The answer must be every line of the records below that contains the word "JSON", copied out.
==*==
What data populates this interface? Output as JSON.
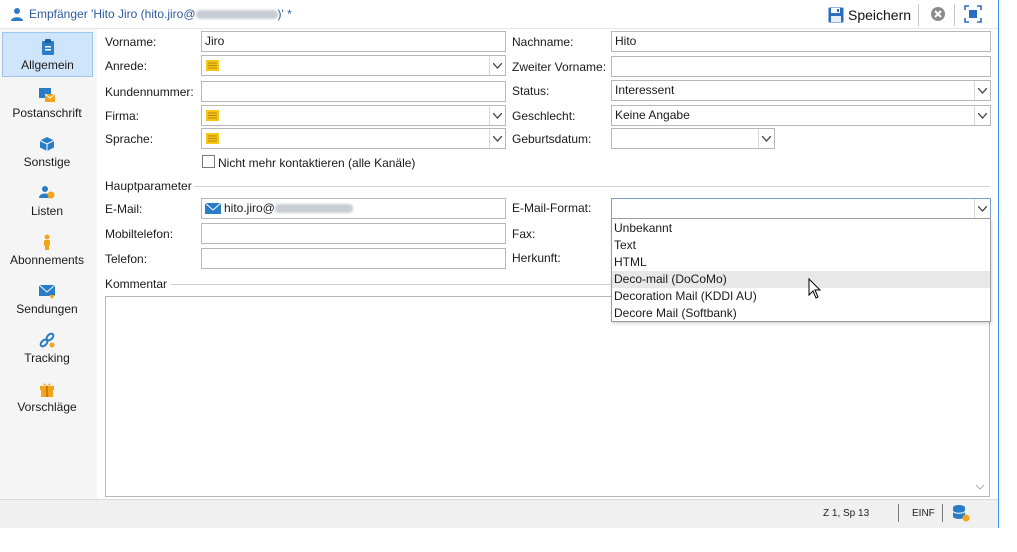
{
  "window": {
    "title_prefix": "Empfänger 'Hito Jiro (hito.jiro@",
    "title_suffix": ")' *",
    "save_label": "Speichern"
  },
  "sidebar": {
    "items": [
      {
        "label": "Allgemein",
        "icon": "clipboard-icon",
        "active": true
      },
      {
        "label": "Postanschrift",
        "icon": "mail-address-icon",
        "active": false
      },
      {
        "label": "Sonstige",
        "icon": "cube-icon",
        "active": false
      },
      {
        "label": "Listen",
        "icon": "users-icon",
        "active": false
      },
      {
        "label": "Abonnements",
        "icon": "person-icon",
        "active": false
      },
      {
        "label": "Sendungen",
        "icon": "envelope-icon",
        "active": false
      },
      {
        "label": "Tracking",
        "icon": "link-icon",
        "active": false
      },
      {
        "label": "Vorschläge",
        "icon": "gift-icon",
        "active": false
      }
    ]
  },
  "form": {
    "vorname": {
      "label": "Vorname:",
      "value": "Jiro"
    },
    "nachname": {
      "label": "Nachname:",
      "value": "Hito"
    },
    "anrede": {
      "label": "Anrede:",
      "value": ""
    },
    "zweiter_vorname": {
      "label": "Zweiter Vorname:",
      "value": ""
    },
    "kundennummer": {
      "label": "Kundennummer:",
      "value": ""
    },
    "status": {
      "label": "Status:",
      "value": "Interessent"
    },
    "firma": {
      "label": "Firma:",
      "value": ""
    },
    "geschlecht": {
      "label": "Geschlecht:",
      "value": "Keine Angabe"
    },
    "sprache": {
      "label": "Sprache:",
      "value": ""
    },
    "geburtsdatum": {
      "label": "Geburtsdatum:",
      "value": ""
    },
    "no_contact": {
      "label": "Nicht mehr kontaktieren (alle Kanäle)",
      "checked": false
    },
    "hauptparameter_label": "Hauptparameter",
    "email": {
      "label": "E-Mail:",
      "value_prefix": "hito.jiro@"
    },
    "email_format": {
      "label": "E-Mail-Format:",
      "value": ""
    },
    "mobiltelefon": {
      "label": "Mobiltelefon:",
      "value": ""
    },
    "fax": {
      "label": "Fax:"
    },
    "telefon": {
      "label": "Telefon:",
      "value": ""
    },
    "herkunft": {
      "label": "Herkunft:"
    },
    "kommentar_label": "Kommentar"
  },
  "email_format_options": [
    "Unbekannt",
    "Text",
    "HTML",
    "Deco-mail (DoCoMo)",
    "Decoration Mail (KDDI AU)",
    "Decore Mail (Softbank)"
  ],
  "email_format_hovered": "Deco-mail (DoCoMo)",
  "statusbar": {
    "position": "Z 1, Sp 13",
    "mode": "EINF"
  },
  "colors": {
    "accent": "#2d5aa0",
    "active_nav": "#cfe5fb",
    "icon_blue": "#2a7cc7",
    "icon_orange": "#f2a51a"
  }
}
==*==
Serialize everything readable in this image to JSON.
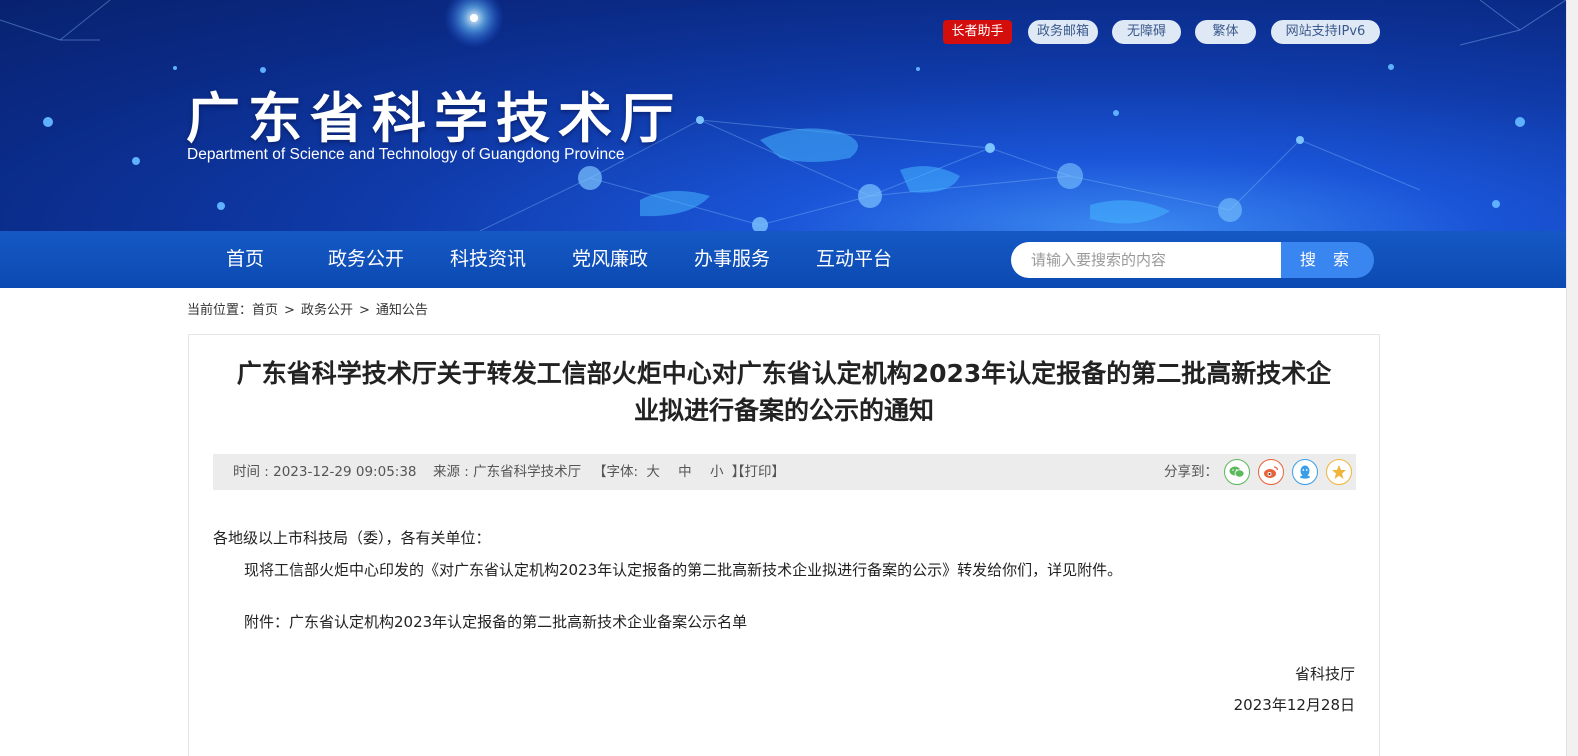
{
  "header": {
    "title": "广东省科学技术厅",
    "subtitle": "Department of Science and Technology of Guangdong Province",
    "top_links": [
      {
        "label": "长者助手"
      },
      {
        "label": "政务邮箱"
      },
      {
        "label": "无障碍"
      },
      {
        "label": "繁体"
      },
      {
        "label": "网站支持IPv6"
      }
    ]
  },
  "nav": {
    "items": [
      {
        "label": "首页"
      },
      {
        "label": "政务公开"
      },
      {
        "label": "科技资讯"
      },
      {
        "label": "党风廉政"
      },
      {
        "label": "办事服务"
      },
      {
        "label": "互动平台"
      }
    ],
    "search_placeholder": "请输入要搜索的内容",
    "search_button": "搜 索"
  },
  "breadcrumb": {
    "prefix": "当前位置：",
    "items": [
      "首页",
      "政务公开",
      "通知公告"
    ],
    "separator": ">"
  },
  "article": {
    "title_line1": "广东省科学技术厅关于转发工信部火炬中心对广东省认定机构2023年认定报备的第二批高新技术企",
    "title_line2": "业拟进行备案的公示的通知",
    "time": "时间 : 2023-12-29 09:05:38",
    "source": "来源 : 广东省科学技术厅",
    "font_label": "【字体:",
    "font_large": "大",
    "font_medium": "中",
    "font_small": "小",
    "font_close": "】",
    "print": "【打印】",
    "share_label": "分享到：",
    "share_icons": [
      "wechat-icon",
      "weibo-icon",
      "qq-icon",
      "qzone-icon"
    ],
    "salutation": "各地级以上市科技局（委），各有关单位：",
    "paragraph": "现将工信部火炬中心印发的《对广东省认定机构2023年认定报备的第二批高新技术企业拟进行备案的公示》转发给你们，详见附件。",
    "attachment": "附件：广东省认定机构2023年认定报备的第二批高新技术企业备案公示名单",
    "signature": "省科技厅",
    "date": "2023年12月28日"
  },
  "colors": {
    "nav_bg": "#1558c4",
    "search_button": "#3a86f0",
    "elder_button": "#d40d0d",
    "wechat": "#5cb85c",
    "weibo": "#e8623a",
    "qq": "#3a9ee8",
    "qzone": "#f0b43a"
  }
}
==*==
**Result:**
What data populates this interface? Output as JSON.
Serialize everything readable in this image to JSON.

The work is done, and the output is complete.